Figure 2: In the 1910s to the 1930s 1910er as well as at the end of the 20th century, there were generally fewer snow coverage days, instead the winters were wetter, milder. (Data source: PIK).
Over a large regional scale (entire northern hemisphere) reliable data on snow cover are available since 1967. During this almost 50-year period snow coverage fluctuated strongly, yet there is no declining trend:
Figure 3: Since 1967 there has been no reduction in wintertime snow cover days over the northern hemisphere (Source: NOAA).
German winter temperatures – cooling!
Next we will look back at German winters over the past 28 and 18 years, and do so without considering the urban heat island effect despite the ongoing landscape alteration by man: Every day some 108 hectares are being built upon in Germany and thus creating growing heat islands around temperature measurement stations.
Germany’s winter of 2015 is currently pegged by the German DWD Weather Service as being 1.8°C above normal. Thus it’s the second warmer than normal winter in a row. However, the German DWD neglects to tell the public one thing: Over the long-term winter temperatures have dropped. It’s getting colder. See Figure 4. Data come from the German DWD Weather Service in Offenbach.
Figure 4: Winter temperatures have been falling in Germany for almost 30 years. The two recent mild winters have not changed that trend.
Result: Despite the alleged “global warming”, which is supposed to make itself evident especially in the winters, German winters are ignoring the forecasts made by the so-called climate scientists. It’s going to take an impressive series of mild winters just to flatten the trend.
This is proving to be terribly inconvenient for climate scientists who banked on warming. In the meantime cooling phases are being ignored, or data are even being falsified.
With the German winter temperature, the trend downwards would be even steeper if the UHI were properly accounted for. Yet, already some scientists are seizing upon the fact that the last 2 winters have been mild as “proof of warming”.
Next the single winter months (DJF) are examined individually (all data come from the DWD). Here’s December for the last 30 years:
Figure 5a: The trend is slightly downward, mainly owing to the especially cold December of 2010.
If one factored in the UHI, then the trend would be even more pronounced.
What follows is the 28-year trend for January:
Figure 5b: January has gotten markedly cooler over the years.
January also shows no warming in sight.
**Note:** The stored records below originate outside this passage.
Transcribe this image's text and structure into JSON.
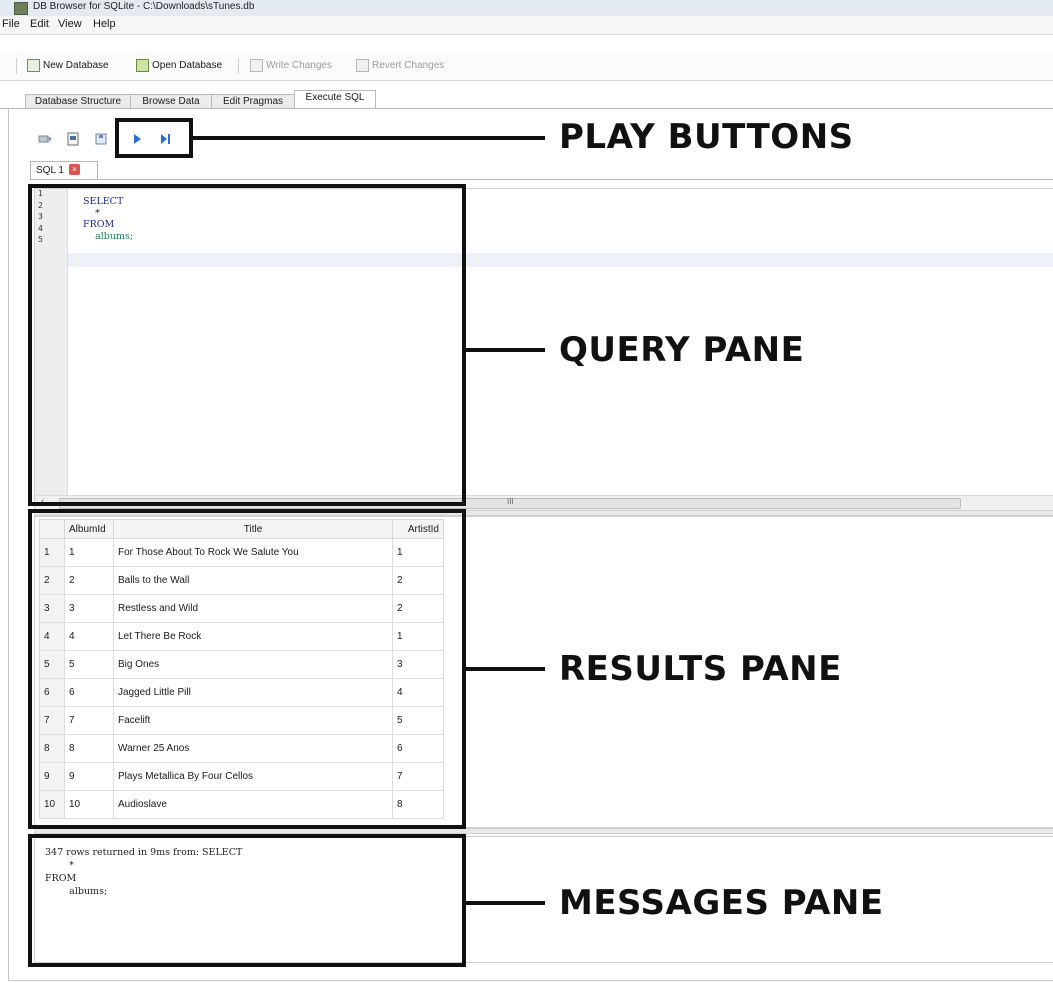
{
  "window": {
    "title": "DB Browser for SQLite - C:\\Downloads\\sTunes.db"
  },
  "menu": [
    "File",
    "Edit",
    "View",
    "Help"
  ],
  "toolbar": {
    "new_database": "New Database",
    "open_database": "Open Database",
    "write_changes": "Write Changes",
    "revert_changes": "Revert Changes"
  },
  "tabs": [
    "Database Structure",
    "Browse Data",
    "Edit Pragmas",
    "Execute SQL"
  ],
  "active_tab": "Execute SQL",
  "sql_tab": {
    "label": "SQL 1",
    "close": "×"
  },
  "editor": {
    "line_numbers": [
      "1",
      "2",
      "3",
      "4",
      "5"
    ],
    "lines": [
      {
        "text": "SELECT",
        "kind": "keyword"
      },
      {
        "text": "    *",
        "kind": "plain"
      },
      {
        "text": "FROM",
        "kind": "keyword"
      },
      {
        "text": "    albums;",
        "kind": "identifier"
      },
      {
        "text": "",
        "kind": "plain"
      }
    ],
    "scroll_left": "‹",
    "scroll_grip": "III"
  },
  "results": {
    "columns": [
      "AlbumId",
      "Title",
      "ArtistId"
    ],
    "rows": [
      {
        "n": "1",
        "id": "1",
        "title": "For Those About To Rock We Salute You",
        "artist": "1"
      },
      {
        "n": "2",
        "id": "2",
        "title": "Balls to the Wall",
        "artist": "2"
      },
      {
        "n": "3",
        "id": "3",
        "title": "Restless and Wild",
        "artist": "2"
      },
      {
        "n": "4",
        "id": "4",
        "title": "Let There Be Rock",
        "artist": "1"
      },
      {
        "n": "5",
        "id": "5",
        "title": "Big Ones",
        "artist": "3"
      },
      {
        "n": "6",
        "id": "6",
        "title": "Jagged Little Pill",
        "artist": "4"
      },
      {
        "n": "7",
        "id": "7",
        "title": "Facelift",
        "artist": "5"
      },
      {
        "n": "8",
        "id": "8",
        "title": "Warner 25 Anos",
        "artist": "6"
      },
      {
        "n": "9",
        "id": "9",
        "title": "Plays Metallica By Four Cellos",
        "artist": "7"
      },
      {
        "n": "10",
        "id": "10",
        "title": "Audioslave",
        "artist": "8"
      }
    ]
  },
  "messages": {
    "text": "347 rows returned in 9ms from: SELECT\n        *\nFROM\n        albums;"
  },
  "callouts": {
    "play": "PLAY BUTTONS",
    "query": "QUERY PANE",
    "results": "RESULTS PANE",
    "messages": "MESSAGES PANE"
  },
  "colors": {
    "keyword": "#1d2a86",
    "identifier": "#1f7a4a",
    "play_icon": "#2b6fd6",
    "close_icon": "#d9534f",
    "callout": "#111111"
  }
}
One finds warming only in the climate models, and nowhere else. The next chart depicts the trend for February:
Figure 5c: Here the downward trend is unmistakable.
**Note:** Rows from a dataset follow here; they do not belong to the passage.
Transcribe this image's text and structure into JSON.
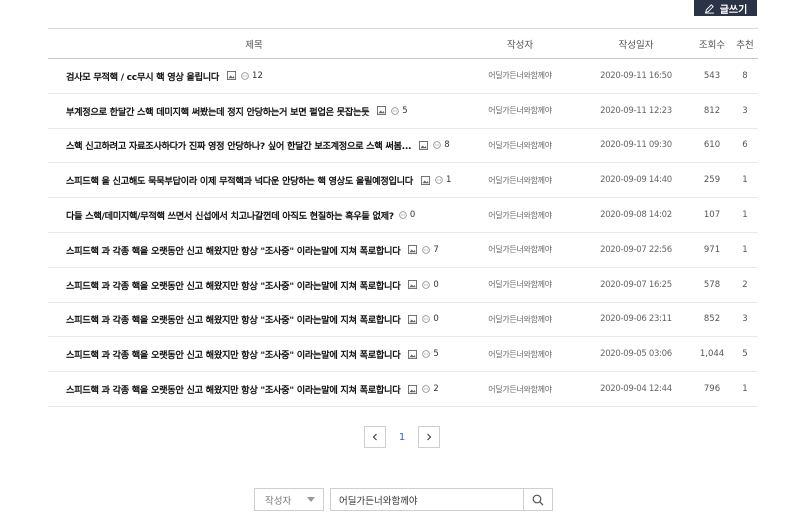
{
  "toolbar": {
    "write_label": "글쓰기"
  },
  "table": {
    "headers": {
      "title": "제목",
      "author": "작성자",
      "date": "작성일자",
      "views": "조회수",
      "recommend": "추천"
    },
    "rows": [
      {
        "title": "검사모 무적핵 / cc무시 핵 영상 올립니다",
        "has_image": true,
        "comments": "12",
        "author": "어딜가든너와함께야",
        "date": "2020-09-11 16:50",
        "views": "543",
        "recommend": "8"
      },
      {
        "title": "부계정으로 한달간 스핵 데미지핵 써봤는데 정지 안당하는거 보면 펄업은 못잡는듯",
        "has_image": true,
        "comments": "5",
        "author": "어딜가든너와함께야",
        "date": "2020-09-11 12:23",
        "views": "812",
        "recommend": "3"
      },
      {
        "title": "스핵 신고하려고 자료조사하다가 진짜 영정 안당하나? 싶어 한달간 보조계정으로 스핵 써봄...",
        "has_image": true,
        "comments": "8",
        "author": "어딜가든너와함께야",
        "date": "2020-09-11 09:30",
        "views": "610",
        "recommend": "6"
      },
      {
        "title": "스피드핵 을 신고해도 묵묵부답이라 이제 무적핵과 넉다운 안당하는 핵 영상도 올릴예정입니다",
        "has_image": true,
        "comments": "1",
        "author": "어딜가든너와함께야",
        "date": "2020-09-09 14:40",
        "views": "259",
        "recommend": "1"
      },
      {
        "title": "다들 스핵/데미지핵/무적핵 쓰면서 신섭에서 치고나갈껀데 아직도 현질하는 흑우들 없제?",
        "has_image": false,
        "comments": "0",
        "author": "어딜가든너와함께야",
        "date": "2020-09-08 14:02",
        "views": "107",
        "recommend": "1"
      },
      {
        "title": "스피드핵 과 각종 핵을 오랫동안 신고 해왔지만 항상 \"조사중\" 이라는말에 지쳐 폭로합니다",
        "has_image": true,
        "comments": "7",
        "author": "어딜가든너와함께야",
        "date": "2020-09-07 22:56",
        "views": "971",
        "recommend": "1"
      },
      {
        "title": "스피드핵 과 각종 핵을 오랫동안 신고 해왔지만 항상 \"조사중\" 이라는말에 지쳐 폭로합니다",
        "has_image": true,
        "comments": "0",
        "author": "어딜가든너와함께야",
        "date": "2020-09-07 16:25",
        "views": "578",
        "recommend": "2"
      },
      {
        "title": "스피드핵 과 각종 핵을 오랫동안 신고 해왔지만 항상 \"조사중\" 이라는말에 지쳐 폭로합니다",
        "has_image": true,
        "comments": "0",
        "author": "어딜가든너와함께야",
        "date": "2020-09-06 23:11",
        "views": "852",
        "recommend": "3"
      },
      {
        "title": "스피드핵 과 각종 핵을 오랫동안 신고 해왔지만 항상 \"조사중\" 이라는말에 지쳐 폭로합니다",
        "has_image": true,
        "comments": "5",
        "author": "어딜가든너와함께야",
        "date": "2020-09-05 03:06",
        "views": "1,044",
        "recommend": "5"
      },
      {
        "title": "스피드핵 과 각종 핵을 오랫동안 신고 해왔지만 항상 \"조사중\" 이라는말에 지쳐 폭로합니다",
        "has_image": true,
        "comments": "2",
        "author": "어딜가든너와함께야",
        "date": "2020-09-04 12:44",
        "views": "796",
        "recommend": "1"
      }
    ]
  },
  "pagination": {
    "current_page": "1"
  },
  "search": {
    "filter_selected": "작성자",
    "query": "어딜가든너와함께야"
  },
  "icons": {
    "write": "pencil-icon",
    "image": "image-icon",
    "comment": "comment-icon",
    "prev": "chevron-left-icon",
    "next": "chevron-right-icon",
    "search": "search-icon",
    "dropdown": "caret-down-icon"
  },
  "colors": {
    "write_button_bg": "#2a3446",
    "active_page": "#2b5fd9"
  }
}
The February trend tells us one thing: Springtime is not arriving earlier. February 2015 in Germany was just a bit above normal.
Fairy tale models – truth being covered up
Kowatsch and Kämpfe summarize: “Winter in Germany is taking on a course of its own and is ignoring the forecasts made by the IPCC and the PIK. Warming? Where? In any case they are not to be found in German winters.” The two authors ask:
Where is the global warming which we are supposed to be massively combatting in Germany over the last ten years? Foremost the winter months were supposed to especially warm up. We were warned that there would be no more snow in the flatlands and that winter sports would be possible only at high elevations. […] It turns out these were forecasts from the category of Germany fairy tales. However, what’s worse is that this truth is being covered up and hidden from the German public. Not a single one of our charts is being shown by the media.”
No warming in Central England in 30 years
Kowatsch and Kämpfe also show the same is true in Central England; no temperature rise in 30 years:
Figure 6: No increase in 30 years, which is a climate-relevant period.
Tomorrow I will post on the factors that Kowtsch and Kämpfe say drive western European winters: Ocean cycles (and not Arctic sea ice).